• [MATERIAL PROVIDED]

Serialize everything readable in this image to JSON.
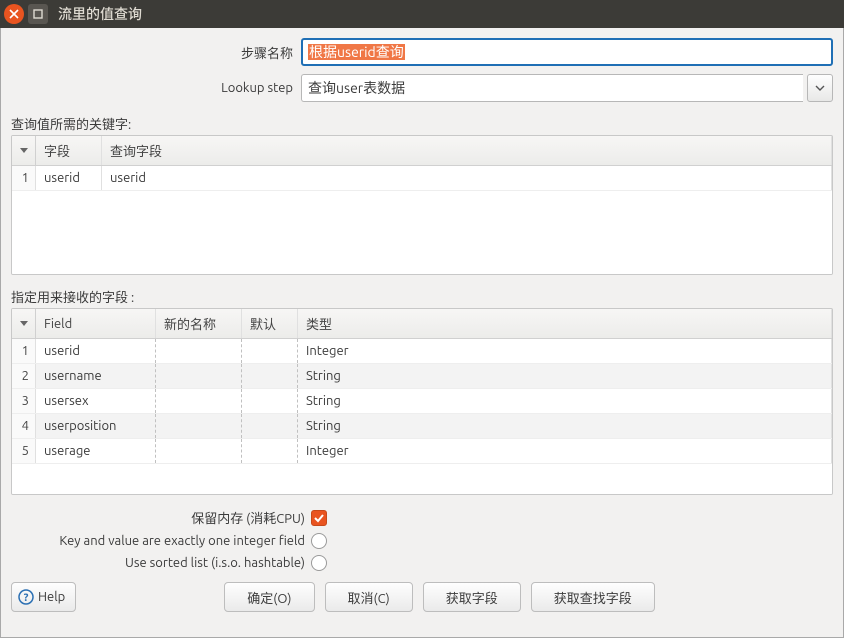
{
  "window": {
    "title": "流里的值查询"
  },
  "form": {
    "step_name_label": "步骤名称",
    "step_name_value": "根据userid查询",
    "lookup_step_label": "Lookup step",
    "lookup_step_value": "查询user表数据"
  },
  "keys_section_label": "查询值所需的关键字:",
  "keys_columns": {
    "field": "字段",
    "lookup_field": "查询字段"
  },
  "keys_rows": [
    {
      "num": "1",
      "field": "userid",
      "lookup_field": "userid"
    }
  ],
  "fields_section_label": "指定用来接收的字段 :",
  "fields_columns": {
    "field": "Field",
    "new_name": "新的名称",
    "default": "默认",
    "type": "类型"
  },
  "fields_rows": [
    {
      "num": "1",
      "field": "userid",
      "new_name": "",
      "default": "",
      "type": "Integer"
    },
    {
      "num": "2",
      "field": "username",
      "new_name": "",
      "default": "",
      "type": "String"
    },
    {
      "num": "3",
      "field": "usersex",
      "new_name": "",
      "default": "",
      "type": "String"
    },
    {
      "num": "4",
      "field": "userposition",
      "new_name": "",
      "default": "",
      "type": "String"
    },
    {
      "num": "5",
      "field": "userage",
      "new_name": "",
      "default": "",
      "type": "Integer"
    }
  ],
  "options": {
    "preserve_memory_label": "保留内存 (消耗CPU)",
    "one_integer_label": "Key and value are exactly one integer field",
    "sorted_list_label": "Use sorted list (i.s.o. hashtable)",
    "preserve_memory_checked": true,
    "one_integer_checked": false,
    "sorted_list_checked": false
  },
  "buttons": {
    "help": "Help",
    "ok": "确定(O)",
    "cancel": "取消(C)",
    "get_fields": "获取字段",
    "get_lookup_fields": "获取查找字段"
  }
}
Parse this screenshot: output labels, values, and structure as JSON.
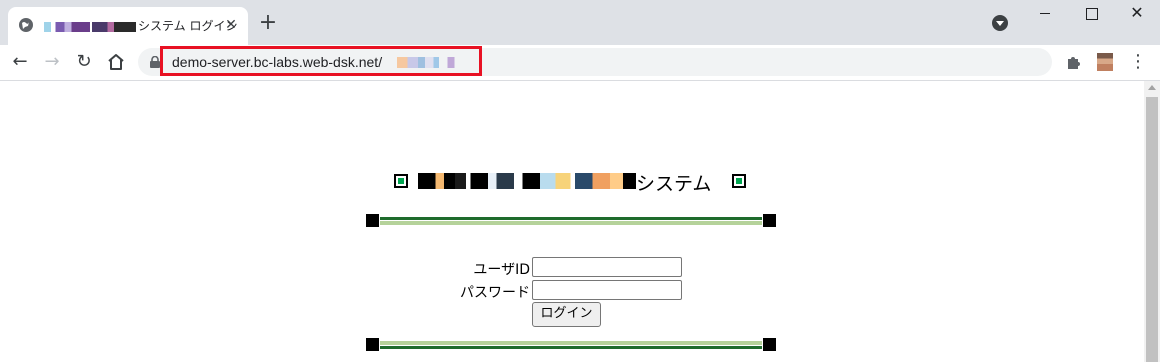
{
  "browser": {
    "tab": {
      "title": "システム ログイン"
    },
    "url": "demo-server.bc-labs.web-dsk.net/",
    "highlight_color": "#e81123"
  },
  "page": {
    "title_suffix": "システム",
    "user_label": "ユーザID",
    "user_value": "",
    "password_label": "パスワード",
    "password_value": "",
    "login_button": "ログイン",
    "accent_dark": "#1e6b2c",
    "accent_light": "#b5d29a"
  }
}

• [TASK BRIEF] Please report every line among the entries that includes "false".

• [EXERCISE SOLUTION]
    "one_integer_checked": false,
    "sorted_list_checked": false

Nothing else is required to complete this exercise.